Mr. Barrow was also an excellent portrait painter and many of his kinsfolk and townspeople have formed studies for his brush.. He began his career as an artist when about 14 years of age. Born in the city of New York on Nov. 24, 1824, his parents came to Skaneateles in 1839. Young Barrow soon afterward went to England and took up landscape and portrait painting. After remaining for five years in England Mr. Barrow returned to Skaneateles and opened a bookstore. The love of his profession finally gained the mastery of him and in 1856 he opened a studio in New York, which he conducted for twenty years. About thirty years ago he returned to Skaneateles and made his home here since. His studio was situated in the Barrow Block, above H. W. Holton’s drug store.
John Barrow was the type of citizen lamentably rare in this commercial age. He was devoted to art, yet he found time to discharge his civil duties, having been a trustee and president of the village, and here again we find the impress of his character strong., resolute, yet broadminded and generous. Perhaps nothing more truly gives a key to Mr. Barrow’s life than this remembrance of his attitude at the time of locating the village fire engine house was before the public. Through his instrumentality the village acquired the site of the old Packwood Carriage Shop, opposite the Packwood House (Sherwood Inn) on the lake front and now a portion of the sightly and beautiful Clift Park. Public sentiment was largely in favor of locating the engine house there, but John Barrow’s love of the beautiful prompted him to stand almost alone against the sordid and selfish influences that insisted upon subordinating beauty and harmony to public utility. An adverse vote of the people and the virulent criticism of the village press failed to swerve him from his purpose. He had the moral courage to brave popular disapproval by insisting upon the engine house being located on its present site and gave largely of his private means to accomplish that end. Even his most bitter opponents have paid tribute to his foresight and wisdom and Skaneateles may well feel grateful that it had a public servant of such force and character and such generous instincts.

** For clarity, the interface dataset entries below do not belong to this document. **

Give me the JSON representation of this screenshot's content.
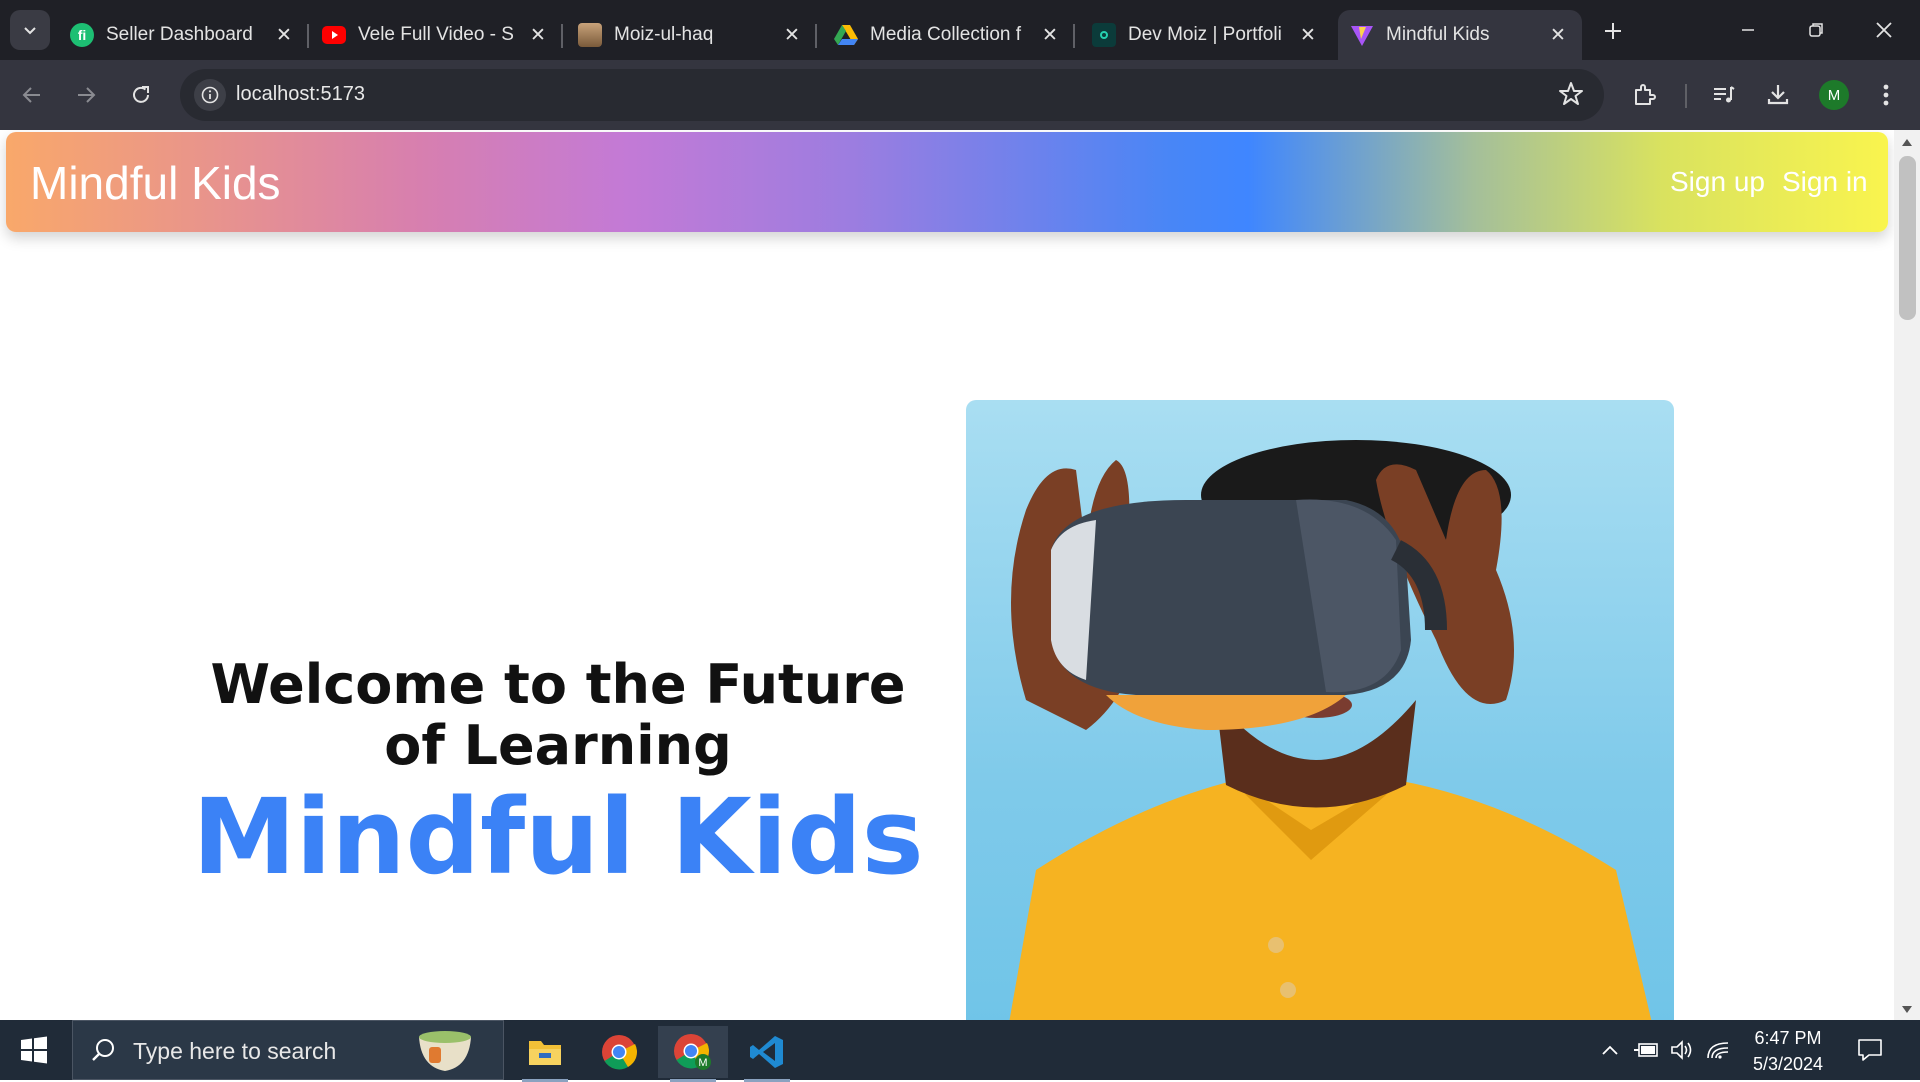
{
  "browser": {
    "tabs": [
      {
        "title": "Seller Dashboard",
        "icon": "fiverr-icon",
        "active": false
      },
      {
        "title": "Vele Full Video - S",
        "icon": "youtube-icon",
        "active": false
      },
      {
        "title": "Moiz-ul-haq",
        "icon": "profile-photo-icon",
        "active": false
      },
      {
        "title": "Media Collection f",
        "icon": "google-drive-icon",
        "active": false
      },
      {
        "title": "Dev Moiz | Portfoli",
        "icon": "portfolio-icon",
        "active": false
      },
      {
        "title": "Mindful Kids",
        "icon": "vite-icon",
        "active": true
      }
    ],
    "url": "localhost:5173",
    "profile_initial": "M"
  },
  "page": {
    "navbar": {
      "brand": "Mindful Kids",
      "links": [
        {
          "label": "Sign up"
        },
        {
          "label": "Sign in"
        }
      ]
    },
    "hero": {
      "title": "Welcome to the Future of Learning",
      "brand": "Mindful Kids",
      "image_icon": "vr-headset-child-photo"
    },
    "colors": {
      "brand_blue": "#3b82f6",
      "navbar_gradient": [
        "#f9a86a",
        "#c37ad6",
        "#3f86ff",
        "#f9f44e"
      ]
    }
  },
  "taskbar": {
    "search_placeholder": "Type here to search",
    "time": "6:47 PM",
    "date": "5/3/2024"
  }
}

When funds were being raised for the Soldier’s Monument in Lake View Cemetery Mr. Barrow was a generous contributor and he practically had entire supervision of the erection of the memorial.
Mr. Barrow was a Communicant of The Episcopal Church and at the time of his death was senior warden of St. James Church. He was an active member of the Skaneateles Library Association and was president of the institution at the time of his death. He was also a member of the Onondaga County Historical Association and was a charter member of the Artist’s Fund Society of New York City.
Mr. Barrow was the eldest of ten children born to John and Elizabeth (Moode) Barrow, but three of whom survive him, George Barrow, the well known attorney from Skaneateles, and two maiden sisters the Misses Rebecca and Elizabeth Barrow, with whom he resided. Mr. Barrow was never married.
The funeral services were held at 2:30pm Monday at St. James Church and internment was made at Lake View Cemetery. A number of distinguished and out of town people attended the funeral.